[App and web page records]
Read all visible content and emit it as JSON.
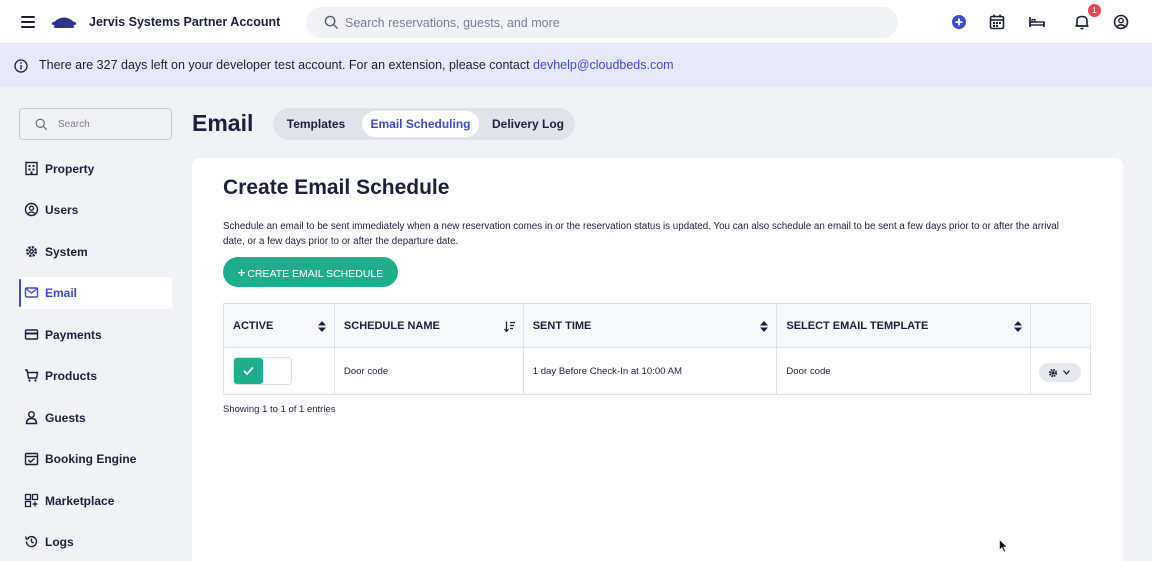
{
  "topbar": {
    "account_name": "Jervis Systems Partner Account",
    "search_placeholder": "Search reservations, guests, and more",
    "notification_count": "1"
  },
  "banner": {
    "text": "There are 327 days left on your developer test account. For an extension, please contact ",
    "link": "devhelp@cloudbeds.com"
  },
  "sidebar": {
    "search_placeholder": "Search",
    "items": [
      {
        "label": "Property",
        "icon": "building-icon"
      },
      {
        "label": "Users",
        "icon": "user-circle-icon"
      },
      {
        "label": "System",
        "icon": "gear-icon"
      },
      {
        "label": "Email",
        "icon": "envelope-icon",
        "active": true
      },
      {
        "label": "Payments",
        "icon": "credit-card-icon"
      },
      {
        "label": "Products",
        "icon": "cart-icon"
      },
      {
        "label": "Guests",
        "icon": "person-icon"
      },
      {
        "label": "Booking Engine",
        "icon": "calendar-check-icon"
      },
      {
        "label": "Marketplace",
        "icon": "apps-icon"
      },
      {
        "label": "Logs",
        "icon": "history-icon"
      }
    ]
  },
  "page": {
    "title": "Email",
    "tabs": [
      {
        "label": "Templates"
      },
      {
        "label": "Email Scheduling",
        "active": true
      },
      {
        "label": "Delivery Log"
      }
    ]
  },
  "card": {
    "title": "Create Email Schedule",
    "description": "Schedule an email to be sent immediately when a new reservation comes in or the reservation status is updated. You can also schedule an email to be sent a few days prior to or after the arrival date, or a few days prior to or after the departure date.",
    "create_button": "CREATE EMAIL SCHEDULE"
  },
  "table": {
    "headers": [
      "ACTIVE",
      "SCHEDULE NAME",
      "SENT TIME",
      "SELECT EMAIL TEMPLATE",
      ""
    ],
    "rows": [
      {
        "active": true,
        "schedule_name": "Door code",
        "sent_time": "1 day Before Check-In at 10:00 AM",
        "template": "Door code"
      }
    ],
    "entries_text": "Showing 1 to 1 of 1 entries"
  },
  "colors": {
    "accent": "#3b4bd8",
    "success": "#1fae8b",
    "banner_bg": "#e7e9fb",
    "badge": "#e5484d"
  }
}
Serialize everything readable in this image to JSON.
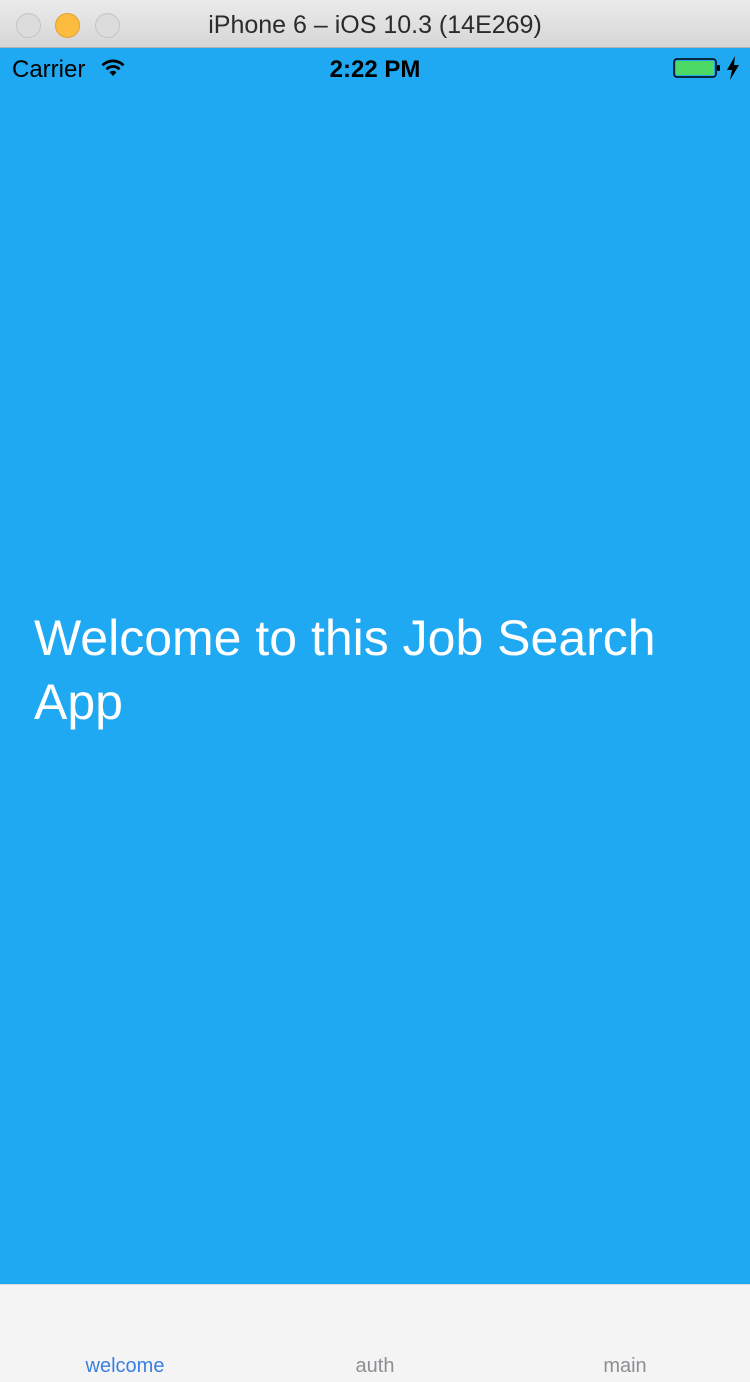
{
  "window": {
    "title": "iPhone 6 – iOS 10.3 (14E269)"
  },
  "status_bar": {
    "carrier": "Carrier",
    "time": "2:22 PM",
    "battery_color": "#4cd964"
  },
  "main": {
    "welcome_text": "Welcome to this Job Search App",
    "background_color": "#1fa9f2"
  },
  "tab_bar": {
    "tabs": [
      {
        "label": "welcome",
        "active": true
      },
      {
        "label": "auth",
        "active": false
      },
      {
        "label": "main",
        "active": false
      }
    ],
    "active_color": "#3b7fe0",
    "inactive_color": "#8e8e93"
  }
}
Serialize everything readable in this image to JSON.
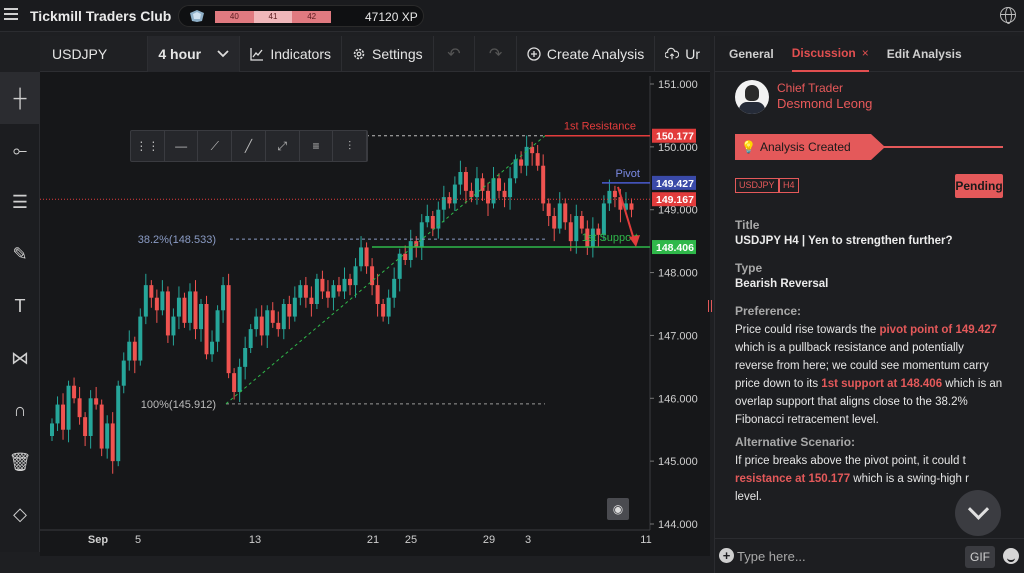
{
  "topbar": {
    "title": "Tickmill Traders Club",
    "levels": [
      "40",
      "41",
      "42"
    ],
    "xp": "47120 XP"
  },
  "toolbar": {
    "symbol": "USDJPY",
    "interval": "4 hour",
    "indicators": "Indicators",
    "settings": "Settings",
    "create_analysis": "Create Analysis",
    "unpublish_partial": "Ur"
  },
  "left_tools": [
    "crosshair-icon",
    "line-tool-icon",
    "fib-tool-icon",
    "brush-icon",
    "text-tool-icon",
    "pattern-icon",
    "magnet-icon",
    "trash-icon",
    "layers-icon"
  ],
  "chart_data": {
    "type": "candlestick",
    "symbol": "USDJPY",
    "timeframe": "4 hour",
    "y_ticks": [
      "151.000",
      "150.000",
      "149.000",
      "148.000",
      "147.000",
      "146.000",
      "145.000",
      "144.000"
    ],
    "ylim": [
      144.0,
      151.0
    ],
    "x_ticks": [
      "Sep",
      "5",
      "13",
      "21",
      "25",
      "29",
      "3",
      "11"
    ],
    "price_labels": [
      {
        "label": "150.177",
        "value": 150.177,
        "color": "#e23c3c"
      },
      {
        "label": "149.427",
        "value": 149.427,
        "color": "#3a4aa8"
      },
      {
        "label": "149.167",
        "value": 149.167,
        "color": "#e23c3c"
      },
      {
        "label": "148.406",
        "value": 148.406,
        "color": "#2fb84a"
      }
    ],
    "annotations": {
      "resistance": "1st Resistance",
      "pivot": "Pivot",
      "support": "1st Support",
      "fib_38": "38.2%(148.533)",
      "fib_100": "100%(145.912)"
    },
    "levels": {
      "resistance": 150.177,
      "pivot": 149.427,
      "current": 149.167,
      "support": 148.406,
      "fib_38": 148.533,
      "fib_100": 145.912
    },
    "colors": {
      "up": "#26a69a",
      "down": "#ef5350",
      "resistance": "#e23c3c",
      "support": "#2fb84a",
      "pivot": "#4a5bd0"
    },
    "closes": [
      145.6,
      145.9,
      145.5,
      146.2,
      146.0,
      145.7,
      145.4,
      146.0,
      145.9,
      145.2,
      145.6,
      145.0,
      146.2,
      146.6,
      146.9,
      146.6,
      147.3,
      147.8,
      147.6,
      147.4,
      147.7,
      147.0,
      147.3,
      147.6,
      147.2,
      147.7,
      147.1,
      147.5,
      146.7,
      146.9,
      147.4,
      147.8,
      146.4,
      146.1,
      146.5,
      146.8,
      147.1,
      147.3,
      147.0,
      147.4,
      147.2,
      147.1,
      147.5,
      147.3,
      147.6,
      147.8,
      147.6,
      147.5,
      147.9,
      147.7,
      147.6,
      147.8,
      147.7,
      147.9,
      147.8,
      148.1,
      148.4,
      148.1,
      147.8,
      147.5,
      147.3,
      147.6,
      147.9,
      148.3,
      148.2,
      148.5,
      148.4,
      148.8,
      148.9,
      148.7,
      149.0,
      149.2,
      149.1,
      149.4,
      149.6,
      149.3,
      149.2,
      149.5,
      149.3,
      149.1,
      149.5,
      149.3,
      149.2,
      149.5,
      149.8,
      149.7,
      150.0,
      149.9,
      149.7,
      149.1,
      148.9,
      148.7,
      149.1,
      148.8,
      148.5,
      148.9,
      148.7,
      148.4,
      148.7,
      148.6,
      149.1,
      149.3,
      149.2,
      149.0,
      149.1,
      149.0
    ]
  },
  "panel": {
    "tabs": [
      "General",
      "Discussion",
      "Edit Analysis"
    ],
    "active_tab": "Discussion",
    "author_role": "Chief Trader",
    "author_name": "Desmond Leong",
    "created": "Analysis Created",
    "tags": [
      "USDJPY",
      "H4"
    ],
    "status": "Pending",
    "title_label": "Title",
    "title_value": "USDJPY H4 | Yen to strengthen further?",
    "type_label": "Type",
    "type_value": "Bearish Reversal",
    "pref_label": "Preference:",
    "pref_p1": "Price could rise towards the ",
    "pref_h1": "pivot point of 149.427",
    "pref_p2": " which is a pullback resistance and potentially reverse from here; we could see momentum carry price down to its ",
    "pref_h2": "1st support at 148.406",
    "pref_p3": " which is an overlap support that aligns close to the 38.2% Fibonacci retracement level.",
    "alt_label": "Alternative Scenario:",
    "alt_p1": "If price breaks above the pivot point, it could t",
    "alt_h1": "resistance at 150.177",
    "alt_p2": " which is a swing-high r",
    "alt_p3": "level.",
    "chat_placeholder": "Type here...",
    "gif": "GIF"
  }
}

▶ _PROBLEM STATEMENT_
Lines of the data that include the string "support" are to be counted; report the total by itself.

▶ _COMPLETED EXERCISE_
5